Becoming efficient has a wider application than we think; learn why efficiency matters for everyone, and how thoughtful efficiency can improve your whole life.
Table of Contents
First, let’s define what efficiency is. You can find many definitions and long explanations, but here’s our simple way of defining efficiency:
Efficiency is using the minimum resources needed to get the best results possible.
You can certainly go through life without thinking about efficiency; many people do. However, with many demands, options, and loads of information coming our way, lack of efficiency can add up to big problems. If you’re inefficient with money, you can face financial instability. If you’re inefficient with time, you’ll have trouble finding time for the people you love and hobbies you enjoy. On a larger level, an inefficient use of energy and resources can have a devastating global effect.
Being more efficient, then, can improve the quality of your life by reducing waste (both tangible and intangible) and freeing up more resources for what matters to you.
There’s one important caveat about efficiency. You can work at improving your efficiency, streamline your processes, reduce the time and energy and other resources needed, and still be wasting your time. Why? Because you’re trying to improve your efficiency in an area that doesn’t really matter.
Knowing what matters
There are many areas, tasks, responsibilities, and options in life that are interesting (and can be quite time-consuming) but which, ultimately, do not make much difference in our quality of life, abilities, or achievements.
To know if an area matters or not in your life, consider these four factors:
- The pain level: what amount of pain (inconvenience, discomfort, frustration, etc.) can this area produce in your life? If even the most sub-par situation in this area can only, at most, produce a minor discomfort, it’s probably not worth fixing.
- The reward level: what potential reward (monetary, enjoyment, connection, quality of life, etc.) is possible from this area? As a rule of thumb, the greater the potential reward, the more important this area might be. However, consider whether the potential reward is actually valuable to you. Sometimes we pursue things we’re supposed to value, but don’t pause to consider whether they have meaning and positive effect on us, personally.
- The scope: the more pervasive an area, the more importance it has. Health is a good example of this. We tend to take good health for granted, until we are struck by illness or accident. Then everything in life must halt or slow until we recover. Health is pervasive; its scope is huge, so it is an important area even if “health” is not of much interest to you on a theoretical level.

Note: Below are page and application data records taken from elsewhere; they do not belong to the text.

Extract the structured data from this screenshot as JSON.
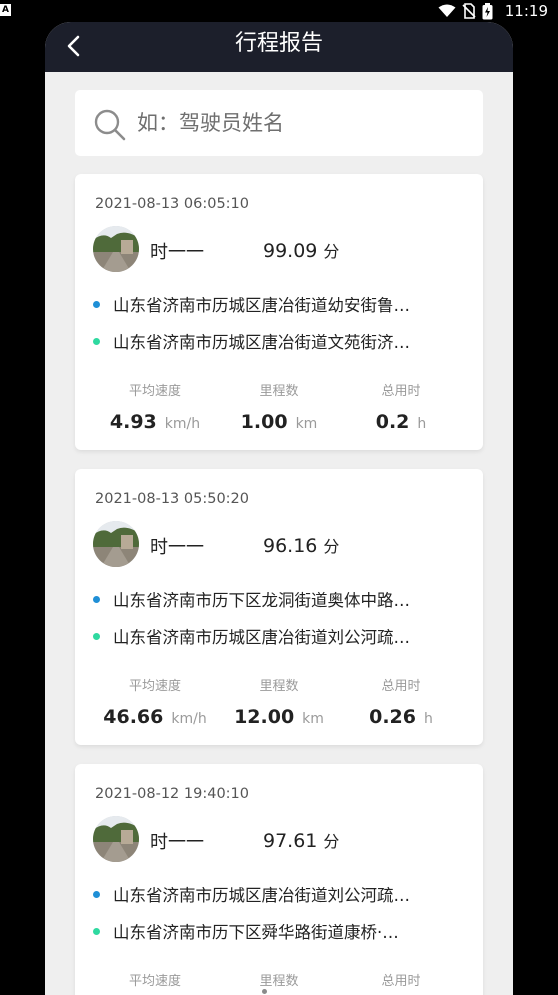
{
  "status_bar": {
    "notification_icon": "A",
    "time": "11:19",
    "icons": [
      "wifi-icon",
      "no-sim-icon",
      "battery-icon"
    ]
  },
  "header": {
    "title": "行程报告"
  },
  "search": {
    "placeholder": "如：驾驶员姓名",
    "value": ""
  },
  "stat_labels": {
    "speed": "平均速度",
    "distance": "里程数",
    "duration": "总用时"
  },
  "units": {
    "speed": "km/h",
    "distance": "km",
    "duration": "h",
    "score": "分"
  },
  "trips": [
    {
      "datetime": "2021-08-13 06:05:10",
      "driver": "时一一",
      "score": "99.09",
      "start": "山东省济南市历城区唐冶街道幼安街鲁…",
      "end": "山东省济南市历城区唐冶街道文苑街济…",
      "speed": "4.93",
      "distance": "1.00",
      "duration": "0.2"
    },
    {
      "datetime": "2021-08-13 05:50:20",
      "driver": "时一一",
      "score": "96.16",
      "start": "山东省济南市历下区龙洞街道奥体中路…",
      "end": "山东省济南市历城区唐冶街道刘公河疏…",
      "speed": "46.66",
      "distance": "12.00",
      "duration": "0.26"
    },
    {
      "datetime": "2021-08-12 19:40:10",
      "driver": "时一一",
      "score": "97.61",
      "start": "山东省济南市历城区唐冶街道刘公河疏…",
      "end": "山东省济南市历下区舜华路街道康桥·…",
      "speed": "",
      "distance": "",
      "duration": ""
    }
  ],
  "colors": {
    "nav_bg": "#1c1f2b",
    "page_bg": "#efefef",
    "start_dot": "#1f8fd6",
    "end_dot": "#2fd9a0"
  }
}
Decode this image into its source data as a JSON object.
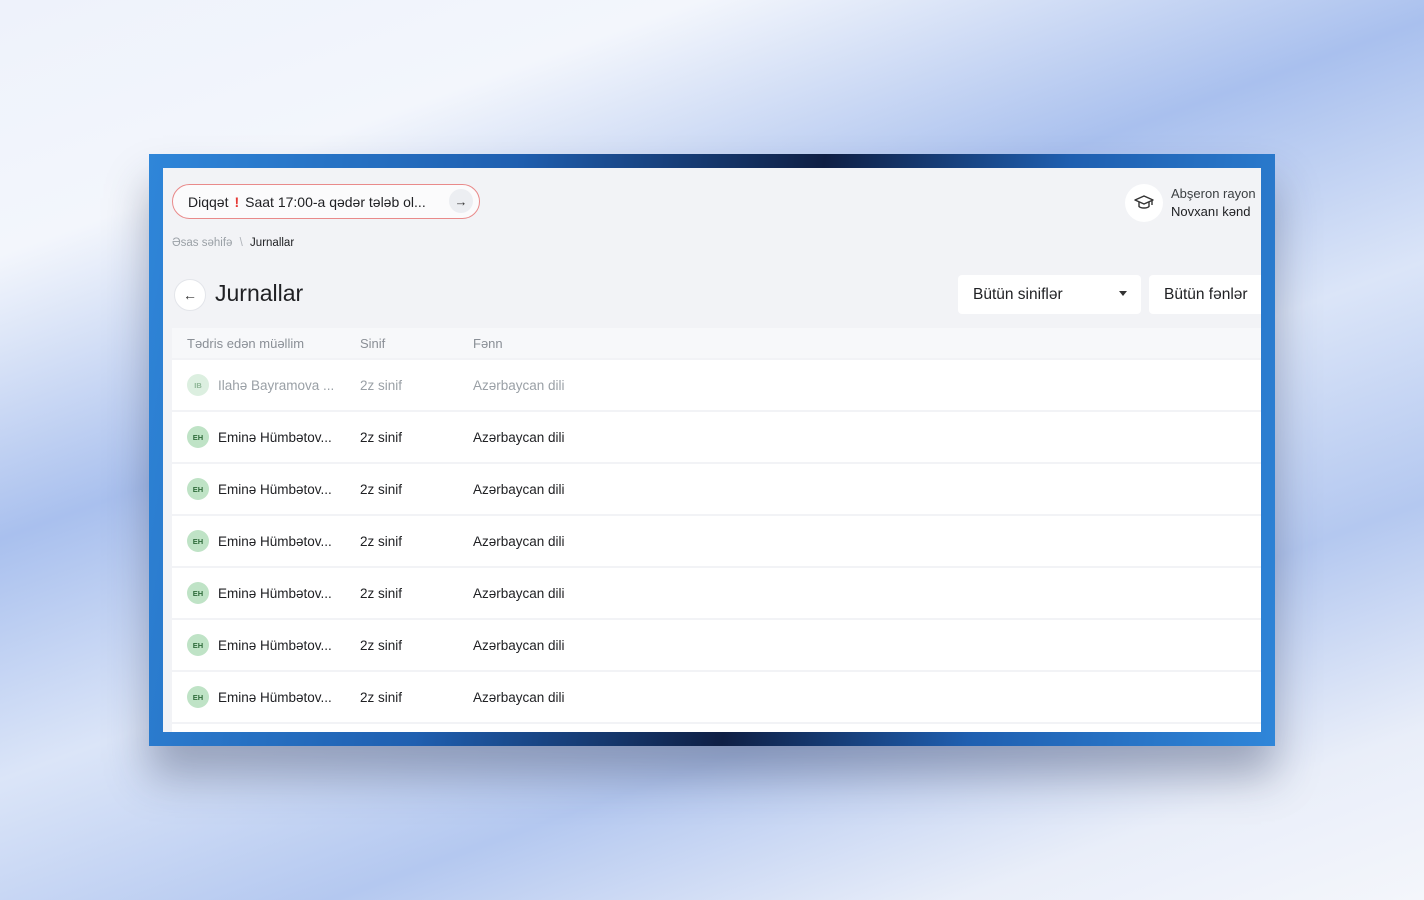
{
  "alert": {
    "prefix": "Diqqət",
    "mark": "!",
    "message": "Saat 17:00-a qədər tələb ol...",
    "arrow_icon": "arrow-right-icon"
  },
  "school": {
    "icon": "graduation-cap-icon",
    "line1": "Abşeron rayon",
    "line2": "Novxanı kənd"
  },
  "breadcrumb": {
    "home": "Əsas səhifə",
    "separator": "\\",
    "current": "Jurnallar"
  },
  "page": {
    "title": "Jurnallar",
    "back_icon": "arrow-left-icon"
  },
  "filters": {
    "classes": "Bütün siniflər",
    "subjects": "Bütün fənlər"
  },
  "table": {
    "headers": [
      "Tədris edən müəllim",
      "Sinif",
      "Fənn"
    ],
    "rows": [
      {
        "initials": "IB",
        "teacher": "Ilahə Bayramova ...",
        "class": "2z sinif",
        "subject": "Azərbaycan dili"
      },
      {
        "initials": "EH",
        "teacher": "Eminə Hümbətov...",
        "class": "2z sinif",
        "subject": "Azərbaycan dili"
      },
      {
        "initials": "EH",
        "teacher": "Eminə Hümbətov...",
        "class": "2z sinif",
        "subject": "Azərbaycan dili"
      },
      {
        "initials": "EH",
        "teacher": "Eminə Hümbətov...",
        "class": "2z sinif",
        "subject": "Azərbaycan dili"
      },
      {
        "initials": "EH",
        "teacher": "Eminə Hümbətov...",
        "class": "2z sinif",
        "subject": "Azərbaycan dili"
      },
      {
        "initials": "EH",
        "teacher": "Eminə Hümbətov...",
        "class": "2z sinif",
        "subject": "Azərbaycan dili"
      },
      {
        "initials": "EH",
        "teacher": "Eminə Hümbətov...",
        "class": "2z sinif",
        "subject": "Azərbaycan dili"
      }
    ]
  },
  "colors": {
    "alert_border": "#e98a8a",
    "alert_mark": "#e53935",
    "avatar_bg": "#bfe3c6",
    "frame_accent": "#2f86d9"
  }
}
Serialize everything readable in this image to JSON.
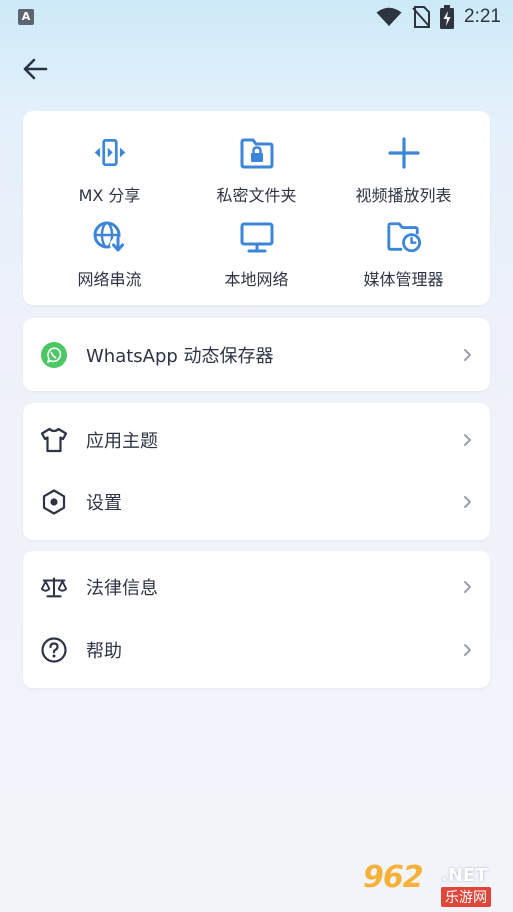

- The season: some areas are very important for a time, then end. In these cases, it’s a good idea to look at the natural timeline. For example, if you’re planning a vacation and it’s taking a lot of your attention, should you pause to make the planning process more efficient? Probably not: there’s a natural limit on the duration of this activity. It’s short-term; making it more efficient won’t have a long-term effect, because the task itself isn’t long-term. Better to simply get it done. On the other hand, there are some seasons that, while limited, will last long enough to benefit from thoughtful efficiency improvement. Parenting is a good example. Your child won’t be a completely dependent little person for long, but it’s long enough that making things more efficient (particularly in those repeated daily tasks and routines) can bring a lot more ease and comfort for all of you.
Considering the impact
Before you put thought, time, and effort into improving efficiency in some way, consider whether it will have any real impact on your life. If you make things more efficient in some area that has little impact—getting better results with fewer resources—the net effect is still minimum. That’s the opposite of efficiency! It’s often better to quickly deal with short-term problems, rather than trying to optimize the solutions for efficiency. Get it done and cross it off, and move on.
However, for tasks that are required and repeated, for areas with a high pain or high reward potential, and for things that have a large scope or long season, improving efficiency can be very valuable. It takes careful thought, some initial set-up work, and consistent effort to improve processes and upgrade habits. However, you’ll benefit from these changes over and over again.
Efficiency improvement also has a lateral effect; if you improve your efficiency in one area, you free up time and resources (and energy, and attention) to put into another area. You can also frequently apply the same smart efficiency concepts and tools in multiple ways. So improving your efficiency in one key area in your life can have a very positive impact on all areas of your life. That’s why efficiency matters. Thinking about efficiency not just a mental exercise for productivity gurus. It’s a way for everyone to take control over their time and energy, and enjoy every part of life more.